There are two kinds of additional financial costs to academia that I call “success-costs.” The first is the cost required if one wants to engage in the social atmosphere of the discipline, in other words, “social” costs. These include paying for event admissions, society membership fees, travel costs for conferences and for food and drinks at informal social gatherings. The second kind of success-cost is the loss of income or opportunity when there’s inadequate time to both earn a living wage and earn extracurricular and volunteer experience, in other words, “time” costs.
Both social costs and time costs are necessary expenses if one wants to achieve academically – in other words, becoming a successful member of a particular discipline by developing familiarity and confidence with your peers and becoming a successful candidate for scholarships and further study by participating in and engaging with additional projects. Developing peer relationships on informal grounds within your academic discipline helps you to solidify your standing as a member of that discipline. You’re able to learn from the experiences of the department, discipline and relevant people involved. Moreover, establishing yourself as a member of the informal social community carries over into establishing yourself as a member of the formal academic community. Being socially familiar with your classmates grants you more confidence to speak up in class discussions, offer critical commentary and opposing perspectives, participate in study groups and collaborate on additional projects.
Given the straight-forward expenses of university, many students work during the semester. Some students put in more than 30 hours on employment, often with multiple jobs, while balancing a full course load. But the kinds of scholarships, awards, grants and recognitions that low-income students would most benefit from require a competitive record of volunteer work and club participation. In other words, things that don’t pay. Similarly, participation in societies, events, conferences and workshops all require that a student has a certain amount of free time to devote to these activities, where “free” means that they are able to give away their time without financial compensation.
This presents the student the choice between working for income or working for opportunity. One option provides the means for rent and food and the other provides the means for academic success. Often, for low-income students, these options can be mutually exclusive.
In virtue of the hidden nature of success costs, their influence on academic achievement goes unrecognized, along with the merit of many low-income students.

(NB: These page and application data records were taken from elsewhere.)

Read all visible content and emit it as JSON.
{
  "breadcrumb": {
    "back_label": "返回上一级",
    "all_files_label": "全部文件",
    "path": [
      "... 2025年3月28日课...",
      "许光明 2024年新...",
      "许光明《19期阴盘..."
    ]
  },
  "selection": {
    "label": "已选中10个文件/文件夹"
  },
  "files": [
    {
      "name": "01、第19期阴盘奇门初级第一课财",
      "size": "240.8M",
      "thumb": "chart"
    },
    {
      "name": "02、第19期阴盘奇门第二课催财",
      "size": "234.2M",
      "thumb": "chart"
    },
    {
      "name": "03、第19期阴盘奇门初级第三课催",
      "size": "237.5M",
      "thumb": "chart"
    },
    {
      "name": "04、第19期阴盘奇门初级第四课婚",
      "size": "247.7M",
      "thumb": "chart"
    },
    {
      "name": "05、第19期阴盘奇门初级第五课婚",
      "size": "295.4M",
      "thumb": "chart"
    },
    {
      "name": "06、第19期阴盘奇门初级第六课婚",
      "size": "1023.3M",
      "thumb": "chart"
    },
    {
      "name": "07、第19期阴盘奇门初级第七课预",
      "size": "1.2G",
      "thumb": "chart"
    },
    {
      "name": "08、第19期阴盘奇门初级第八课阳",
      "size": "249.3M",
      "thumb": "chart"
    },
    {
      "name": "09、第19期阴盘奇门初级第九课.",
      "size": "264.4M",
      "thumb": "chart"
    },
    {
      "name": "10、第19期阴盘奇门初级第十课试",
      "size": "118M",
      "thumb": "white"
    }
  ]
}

The world of the academy is built for people of leisure, and this remains an unacknowledged yet intrinsic part of established success in academia today. The reality is that many students with a high degree of potential do not come into university with the luxury of expendable time and income to allocate entirely to their academic endeavours.
The first step towards awarding successful low-income students the recognition that they deserve is to identify the distinct challenges they confront from their socioeconomic position in academia. This means identifying those success costs that can be said to significantly impact the potential for low income students to succeed. The second step is to make these challenges an open and explicit component of our conventional dialogue about the cost of education. This means acknowledging that success costs are relevantly tied to our more general concerns about the price of tuition and textbooks.
Discussing the cost of a university education is important. Yet, our discussions seem to end at the price of admission. Imagine scrounging up just enough money to buy a pass into an amusement park, only to realize that you can’t afford to do anything once you’re inside. Similarly with academia, we don’t want to merely get in – we want to do well once we’re here.
Ms. Fogarty is a master’s student in philosophy at Saint Mary’s University in Halifax.